Tim: All right. Thank you to Kyle for coming on. I really enjoyed that discussion. I know games aren’t for everybody, but I’m hoping if you’re a little skeptical that maybe you’ll try them out. I’m hoping that our discussion today shows you or convinces you a little bit about the power of games and all the cool things that you can accomplish by having some fun in your art room. Hopefully, some of the specifics we talked about can give you some ideas and get brainstorming going on your end for how you can implement some of those ideas in your classroom. What might work for you and your students?

If you’re interested in learning more, we will make sure we link to a lot of different stuff. We’ll link to Kyle’s podcast, of course, but also the episode of the podcast that I did about games. We have a pro pack that’s all about games in the art room. There’s a lot of additional learning that can take place. We’ll get you started in the show notes and you can check things out a little bit more. But, until then, I hope you enjoyed this conversation and I hope you were thinking a little bit about how you may be able to bring some of these ideas and bring some of these games into your classroom.

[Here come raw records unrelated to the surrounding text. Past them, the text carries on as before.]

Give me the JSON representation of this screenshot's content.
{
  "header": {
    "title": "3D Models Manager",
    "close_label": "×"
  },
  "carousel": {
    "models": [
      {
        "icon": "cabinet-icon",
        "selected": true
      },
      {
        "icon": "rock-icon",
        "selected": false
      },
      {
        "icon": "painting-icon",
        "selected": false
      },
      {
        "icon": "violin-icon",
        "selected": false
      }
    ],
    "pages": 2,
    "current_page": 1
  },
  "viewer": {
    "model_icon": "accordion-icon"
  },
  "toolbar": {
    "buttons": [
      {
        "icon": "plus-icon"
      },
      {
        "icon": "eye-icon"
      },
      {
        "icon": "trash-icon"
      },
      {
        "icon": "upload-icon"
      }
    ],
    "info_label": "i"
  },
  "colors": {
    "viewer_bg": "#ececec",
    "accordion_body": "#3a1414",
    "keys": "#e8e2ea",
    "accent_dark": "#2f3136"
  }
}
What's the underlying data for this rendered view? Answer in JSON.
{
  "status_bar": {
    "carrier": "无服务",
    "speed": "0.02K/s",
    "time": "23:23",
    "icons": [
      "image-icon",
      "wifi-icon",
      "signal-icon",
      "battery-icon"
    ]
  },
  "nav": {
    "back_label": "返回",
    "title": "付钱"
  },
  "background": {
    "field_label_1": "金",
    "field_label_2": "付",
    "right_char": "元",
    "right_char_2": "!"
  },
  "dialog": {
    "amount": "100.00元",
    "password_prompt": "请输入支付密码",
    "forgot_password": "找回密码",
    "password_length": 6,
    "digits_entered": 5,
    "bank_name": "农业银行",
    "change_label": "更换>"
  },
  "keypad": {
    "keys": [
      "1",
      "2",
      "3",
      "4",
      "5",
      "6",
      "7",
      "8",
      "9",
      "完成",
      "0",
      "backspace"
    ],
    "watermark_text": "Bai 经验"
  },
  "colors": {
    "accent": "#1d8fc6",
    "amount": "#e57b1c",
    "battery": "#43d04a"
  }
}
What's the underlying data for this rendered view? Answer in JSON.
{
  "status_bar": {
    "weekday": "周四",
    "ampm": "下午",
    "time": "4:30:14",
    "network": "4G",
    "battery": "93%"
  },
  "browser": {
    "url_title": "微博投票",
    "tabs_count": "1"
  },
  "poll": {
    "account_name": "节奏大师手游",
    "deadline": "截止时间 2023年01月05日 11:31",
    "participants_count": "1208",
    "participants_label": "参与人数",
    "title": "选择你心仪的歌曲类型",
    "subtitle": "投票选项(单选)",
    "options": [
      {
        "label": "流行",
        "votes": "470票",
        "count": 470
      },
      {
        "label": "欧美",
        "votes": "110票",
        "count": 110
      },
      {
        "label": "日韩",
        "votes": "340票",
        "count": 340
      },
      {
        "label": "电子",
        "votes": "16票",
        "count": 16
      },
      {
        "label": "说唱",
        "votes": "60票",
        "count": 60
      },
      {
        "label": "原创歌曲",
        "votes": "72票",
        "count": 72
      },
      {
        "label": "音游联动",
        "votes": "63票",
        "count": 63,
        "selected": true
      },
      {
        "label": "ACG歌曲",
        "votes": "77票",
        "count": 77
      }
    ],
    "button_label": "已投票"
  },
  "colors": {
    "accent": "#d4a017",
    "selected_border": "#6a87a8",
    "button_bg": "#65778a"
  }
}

Art Ed Radio was produced by the Art of Education University with audio engineering from Michael Crocker. One last note before we go. One thing we would love you to do, Janet Taylor and I do need to record another what do new teachers need to know episode. We got a bunch of new teachers that just started this year and we’ve got a lot of great old episodes, but we’re looking to do one on professionalism. Just all the ideas of how do you handle yourself as a professional in your school? And so, we’re just thinking about communication and collaboration, working with your admins, working with your colleagues, presenting yourself in front of students, presenting yourself to parents. How you communicate with all of those said people, and how you do things as a professional?

Any questions you have about that, please email me. Timothy Bogatz at theartofeducation@edu, or send me a DM on Twitter. I’m @TimBogatz on Twitter. Janet and I are going to answer some of your questions in the coming week. We’d love to hear from you about professionalism and questions you have about being a professional. Please reach out and look for that episode coming soon. All right. Thank you all for listening.

Magazine articles and podcasts are opinions of professional education contributors and do not necessarily represent the position of the Art of Education University (AOEU) or its academic offerings. Contributors use terms in the way they are most often talked about in the scope of their educational experiences.